"We have babies!" I told my husband when I phoned him at work two weeks ago. "It looks like there are two, and they are really tiny but also very hungry."
He didn't panic; he knew I was talking about the birds nesting in our backyard.
Two years ago I was quite excited because we had three different bird nests around my house, each filled with a mourning dove mother and her offspring. I was convinced that there must have been a sign atop my roof that read: "Free rent, good neighborhood, small dog will not bother your kids."
One mourning dove nested in the planter next to the family room window. Since my geraniums shared the planter, I got to know the bird and her children quite well. We reached the point where she would not fly away when I watered the flowers; one day she even let me touch her tail. (Yes, wow!)
I remember when the mourning doves flew from the nest one evening: I was so surprised that these young chicks, who had never left the confines of the planter, could actually just fly away. Their walking capabilities were not as adroit. One chick ambled on my deck, fell flat on her face, but quickly recovered after a few wing flaps. As they were leaving, the family flew in front of me as if to say, "Thanks!"
Last year my house went without a single nest. Nary a mourning dove or anything else with wings except flies.
By September I decided to plan ahead. I bought a two-holed birdhouse, painted it red with green trim and a copper-colored roof, and nailed it to my house just outside the family room window.
This spring several birds came to look at it. Some just visited, but one couple decided to move in. They stayed all of a day and then left. I think my walking on the deck scared them off.
The birdhouse remained vacant until about three-and-a-half weeks ago. It was a Saturday morning and two small wrens came to inspect it. Pretty soon they were bringing in dried grass and small twigs. If one was busy dropping a twig into the birdhouse, the other would sit on the deck chair and wait. The female seemed to spend a lot more time inside the house arranging the twigs (nothing new there); the male was more into physical activity -- getting the twigs.
Sometimes the male couldn't quite figure out how to get a long twig through the small hole. Instead of turning his head to allow the twig to drop in, he kept pushing the wide twig against the hole (so typically male, brute strength at work). Finally the twig broke, fell on the deck; the bird flew down, picked up the twigs one by one, and dropped them through the hole.
Once settled in, the birds had their morning and evening rituals. He would usually arrive around 7:30 a.m. and either bring her breakfast or the two of them would go out for their morning meal. Around 6 p.m., he would arrive for dinner and they would fly out, checking on the eggs frequently.
Occasionally he would come by with a special bug. One time she was away, presumably on an errand; he walked around the deck, bug in mouth, eager for her to return. After about four minutes of fruitless waiting, he ate the bug himself.
At first we were afraid to sit outside. But one sunny morning my husband read the morning paper on the deck, and soon discovered one of the birds walking around, staring up at him. They got used to us, and we to them. I worried if an evening hour went by without any nest activity.

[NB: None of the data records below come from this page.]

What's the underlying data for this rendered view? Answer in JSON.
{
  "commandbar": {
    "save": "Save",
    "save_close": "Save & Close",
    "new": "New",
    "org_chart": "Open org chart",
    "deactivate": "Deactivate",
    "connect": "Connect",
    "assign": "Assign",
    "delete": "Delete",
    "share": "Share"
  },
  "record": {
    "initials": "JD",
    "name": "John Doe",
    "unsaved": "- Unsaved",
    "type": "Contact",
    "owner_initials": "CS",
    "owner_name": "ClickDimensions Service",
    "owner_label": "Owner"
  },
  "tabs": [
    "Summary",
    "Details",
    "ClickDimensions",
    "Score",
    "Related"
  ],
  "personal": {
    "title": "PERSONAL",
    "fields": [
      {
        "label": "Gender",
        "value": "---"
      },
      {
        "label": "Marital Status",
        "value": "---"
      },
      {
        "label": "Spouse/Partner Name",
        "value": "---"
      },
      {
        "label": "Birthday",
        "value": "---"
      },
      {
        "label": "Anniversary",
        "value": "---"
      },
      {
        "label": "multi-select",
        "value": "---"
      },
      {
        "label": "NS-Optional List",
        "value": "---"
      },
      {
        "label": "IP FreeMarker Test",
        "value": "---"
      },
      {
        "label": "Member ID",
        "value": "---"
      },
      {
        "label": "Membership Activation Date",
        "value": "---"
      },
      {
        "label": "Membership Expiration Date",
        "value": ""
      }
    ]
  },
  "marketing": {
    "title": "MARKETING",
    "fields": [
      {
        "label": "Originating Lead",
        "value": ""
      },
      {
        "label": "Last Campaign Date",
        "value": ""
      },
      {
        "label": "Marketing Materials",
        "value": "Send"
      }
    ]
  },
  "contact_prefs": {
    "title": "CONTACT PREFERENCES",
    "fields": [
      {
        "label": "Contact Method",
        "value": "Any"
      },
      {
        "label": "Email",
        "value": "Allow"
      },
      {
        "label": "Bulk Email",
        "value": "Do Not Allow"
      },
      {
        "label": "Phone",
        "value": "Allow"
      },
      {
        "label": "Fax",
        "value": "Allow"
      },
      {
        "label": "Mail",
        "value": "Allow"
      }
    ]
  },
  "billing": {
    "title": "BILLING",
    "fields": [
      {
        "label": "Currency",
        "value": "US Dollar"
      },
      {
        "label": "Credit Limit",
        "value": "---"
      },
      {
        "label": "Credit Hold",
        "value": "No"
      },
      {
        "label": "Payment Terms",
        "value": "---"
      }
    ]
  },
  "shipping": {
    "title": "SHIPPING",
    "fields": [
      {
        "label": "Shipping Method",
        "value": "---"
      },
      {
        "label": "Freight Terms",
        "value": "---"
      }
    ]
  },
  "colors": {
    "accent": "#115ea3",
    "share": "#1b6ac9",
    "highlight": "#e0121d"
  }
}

Two weeks ago on a Friday morning I noticed a bit of frenzy outside. The female bird was flying in and out of the birdhouse. When she was momentarily away, I peeked in and saw two birds, about a half-inch long, with tiny beaks. That's what prompted the "We have babies" phone call.
All day long she brought little moving things to her kids. I learned that house wrens' diets consist of such goodies as caterpillars, flies, aphids, spiders, beetles, grasshoppers, crickets and moths.
House wrens mate with the male fluttering through the air, singing all the time to the female. Hey guys, how sweet! During the months of April through July, as many as five to seven oval eggs are laid, which are a pale pink color and speckled brown.
Incubation is by the female, and only 13 to 14 days. The mourning dove females have their mates trained better -- the males watch during the day, the females at night.
One evening both parents were rushing to and fro, bringing food to their youngsters. We were sitting at the deck watching them. Suddenly they got their signals crossed and both flew into the same birdhouse hole at the same time. They dropped to the deck and walked around, squawking at each other. I am sure she was telling him, "Couldn't you see me coming?"
I have named the young wrens Willie and Wendy (last name, I decided, is Wrenn; this is Palo Alto) -- although it's almost impossible to distinguish the male from the female.
The young wrens leave 13 to 17 days after hatching so I figure I have just a day or so left to enjoy them. We will soon be -- literally and figuratively -- empty nesters.